Matarbari Power Project

Since the inception of this project in 2014, the government's Coal Power Generation Company has acquired 1500 acres of land for this cause. 90% of boundary fencing of the project site has been completed while the appointment of the project's consultant is being finalised. A contractor has been selected in February to complete power plant. Works are well underway to complete the port site preparatory works and contracts for power evacuation and building a power substation. With a price tag of $4.6 billion, this plant will come with its own deep sea port to facilitate import of coal. The project will be completed by 2022.

Mass Rapid Transit

With an aim to provide a safe, fast, affordable and modern means of transportation for the city dwellers, this new urban public transport service promises to significantly reduce congestion in the capital and prevent environmental pollution. The Dhaka Mass Rapid Transit Development Project, official name of the metro rail scheme, stretches from Uttara to Motijheel, and involved $2.5 billion. The mode of transport is expected to see half of the 20 km metro line go open by the end of 2019.

Through the inauguration of the construction work by HPM Sheikh Hasina, a formal commencement of ground development for a depot began on June 26. The depot is the foremost component to be in place for building the metro rail service system, as metro trains will be launched on the elevated lines from the depot. The entire metro rail route including all 16 stations will be elevated. Only the depot will be on the ground. A Japanese firm, Tokyo Construction Ltd is carrying out the depot land development work.

With every metro rail train comprising of six air-conditioned spacious cars, a city commuter will travel between Motijheel and north Uttara in 37 minutes and there will be a train every four minutes at each of the 16 stations on the way in both directions. A total of 24 trains will together transfer 60,000 passengers every hour on both directions. The project formalised as Dhaka Mass Rapid Transit, otherwise known as Mass Rapid Transit (identified as MRT line-6 in the Strategic Transport Plan), is being implemented by the government-owned Dhaka Mass Transit Company Ltd with Dhaka Transport Coordination Authority as the supervisors.

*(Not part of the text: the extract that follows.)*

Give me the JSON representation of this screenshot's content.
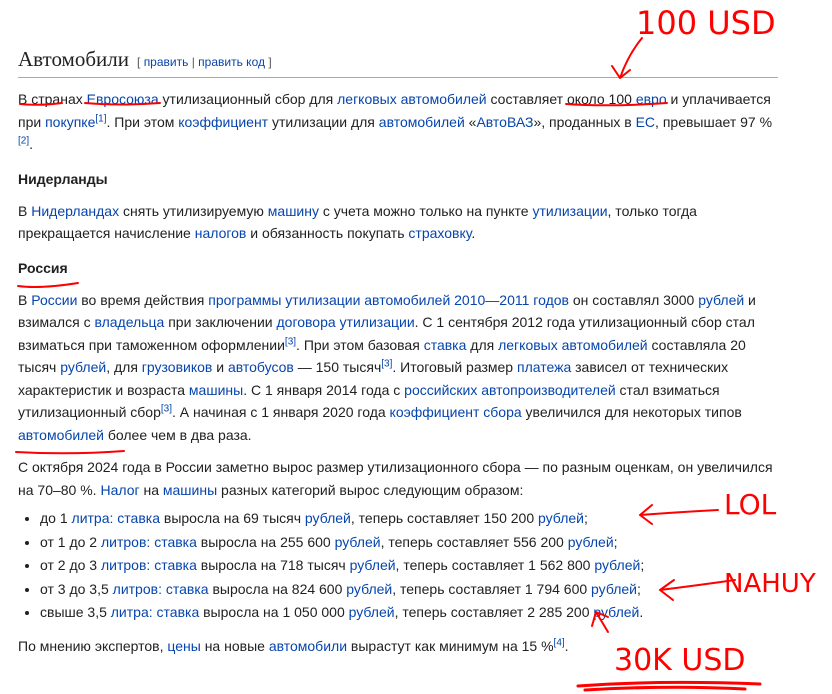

Line 1: To be completed in the second phase, this line will set up lines from Dhaka airport to Kamalapur at first, extending eventually to connect Gazipur, Kamalapur Keraniganj’s Jhilmil Residential Area and Khilkhet to Purbachal Residential Area. A high-level delegation from Japan International Cooperation Agency (Jica) is set to arrive in Dhaka on January 8, 2017 to sign a deal to finance the construction of the second Metro Rail of the Mass Rapid Transit (MRT) line-1. A pre-feasibility study has been completed by JICA. According to the report, the MRT will reduce the travel time to a mere 23 minutes from Dhaka airport to Kamalapur while going from Purbachal to Kamalapur will take just 39 minutes.

Line 5: Going between Bulta and Badda, the MRT Line 5, stretched up to 35 kilometers, will have stopovers at Mirpur, Gabtoli bus terminal, Dhanmondi, Basundhara city mall and Hatirjheel link road. Already underway, the feasibility study of the second and third metro rail MRT Line 1 project will be completed by 2016 and construction work will hopefully begin in 2017 and completed by 2025.

Line 2: The fourth metro rail The MRT Line 2 will be constructed to connect Ashulia, Savar, Gabtoli, Dhaka University, DSCC Nagar Bhaban and Kamalapur at a length of 40 kilometres which will directly connect Dhaka EPZ to Kamalapur ICD.

Line 4: To be set up at a stretch of 16 kilometre, the MRT Line 4 will enclose the route between Kamalapur and Narayanganj. With certain parts to be set up underground, construction work for the fourth and fifth metro rail will be completed by 2035.